  The Case for Okonjo-Iweala Okonjo-Iweala may well be the most endorsed individual from Africa for an international responsibility in recent times. Her endorsement by the Africa Union (AU) as the continent's sole candidate and the published support of her candidacy by the BRICS group - Brazil, Russia, India, China and South Africa - is salutary. Also, 39 former World Bank managers and economists endorsed her in an open letter, saying while the other two candidates also have strong qualifications, 'she would be the outstanding World Bank president the times call for.'   But the numbers are against Okonjo-Iweala beating the US nominee, because it would take more than just her talents to break the US-European duopoly. Even Dominique Strauss-Kahn's ignominious departure as head of the IMF could not break the mold. Washington backed Christine Lagarde to head the IMF so long as the US right to have an American run the World Bank remained. Kim, the favored US candidate for the post, is supported by Canada, Japan and South Korea, where he was born. Which begs the question; is it worth Africa challenging the United States for the World Bank Presidency?
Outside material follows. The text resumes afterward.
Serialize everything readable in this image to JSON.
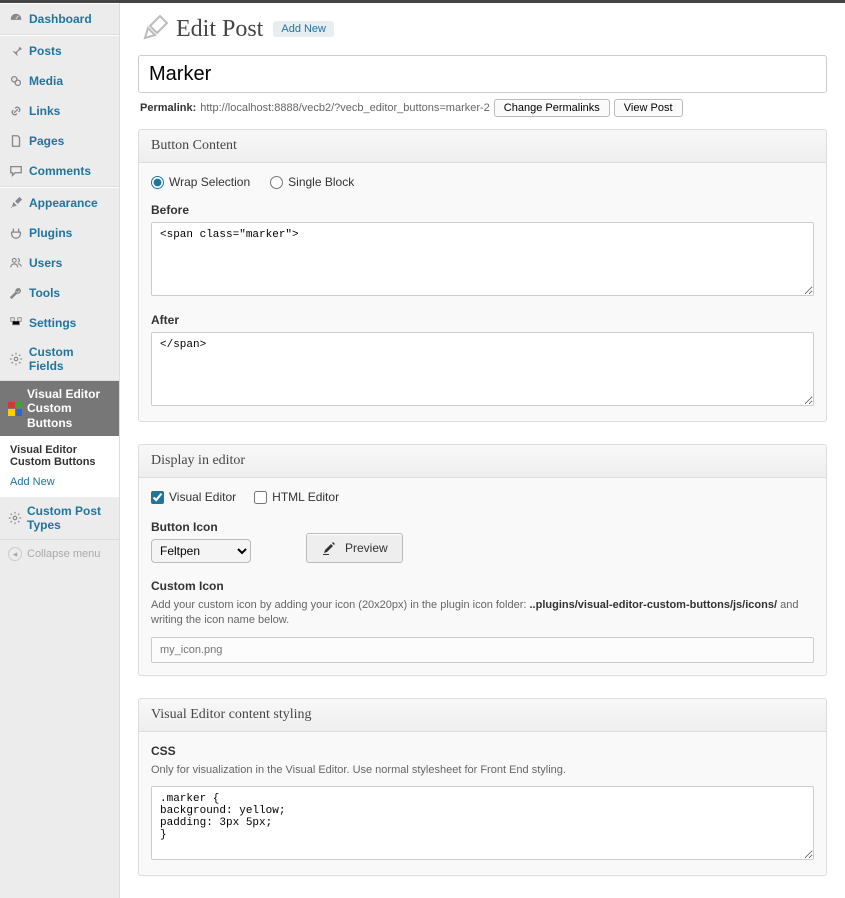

The answer to this question is a resounding YES! Okonjo-Iweala's breadth of education, cognate experience, specific hands-on professional competence across a swathe of the real world; coupled with being a tested public finance reformer and budget innovator in one of the world's most difficult economies, matched against the challenges for the incoming President of the World Bank puts her head and shoulder above the other nominees in an objective assessment, her gender notwithstanding.

  To counter America's opposition, the current African coalition and the BRICS should prevail on Colombia and the South Americans for Dr. Ocampo, formidable on the strength of his own accomplishment as innovative Finance Minister and later UN Under-secretary General, to step down. That will not diminish respect for him. A transparent two way contest between Okonjo-Iweala and Kim will be a historic turn of events that would revisit governance at the Bank, the limitations of current quota and voting rights, Bank structure and representation and abolition of any divine rights to rule. The Bank itself describes the job specification, inter alia: A proven track record of leadership; Experience in managing large organizations with international exposure; familiarity with the public sector; Ability to articulate a clear vision of the Bank's development mission; A firm commitment to and appreciation for multilateral cooperation; and effective and diplomatic communication skills, impartiality and objectivity.' These attributes effectively describe Okonjo-Iweala.
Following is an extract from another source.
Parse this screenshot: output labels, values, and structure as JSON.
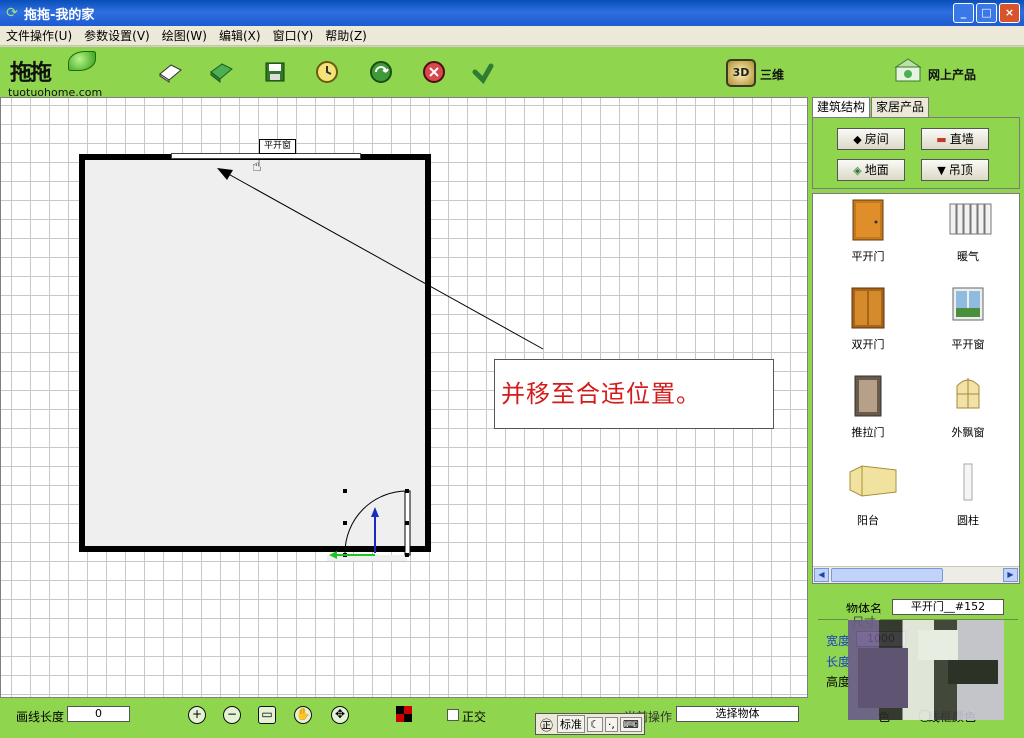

  Her bid for the 12th President of the World Bank Group is an immense challenge in our time; a clarion call to duty and responsibility to the most desperate part of humanity. Her candidature is credible and an event where she already made the critical point to stand in her own skin and skills. Her competencies attest to this: Ivy League alumna, Ph.D. in Regional Economics, Bank lender and policy work in all the core sectors of the World Bank service - South Asia, Africa, Europe, Central Asia; Debts Negotiator, Development Economist, Finance Minister of the Year 2005, Her aptitudes as Finance expert, Foreign Minister, not excluding the hard work of Wife, Mother and African Princess. Comfortable in Washington and in the Tropics, her span bestrides the sophisticated and the mundane; a real God's Banker.
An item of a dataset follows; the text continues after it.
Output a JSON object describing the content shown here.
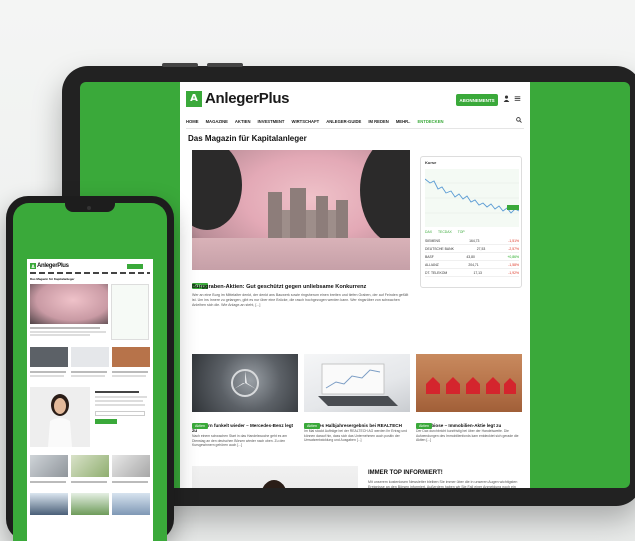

  Okonjo-Iweala is exceptionally prepared for this assignment. Drumming its support for her, The Economist magazine noted: 'When economists from the World Bank visit poor countries to dispense cash and advice, they routinely tell governments to reject cronyism and fill each important job with the best candidate available. It is good advice. The World Bank should take it. In appointing its next president, the bank's board should reject the nominee of its most influential shareholder, America, and pick Nigeria's Ngozi Okonjo-Iweala.' Editorial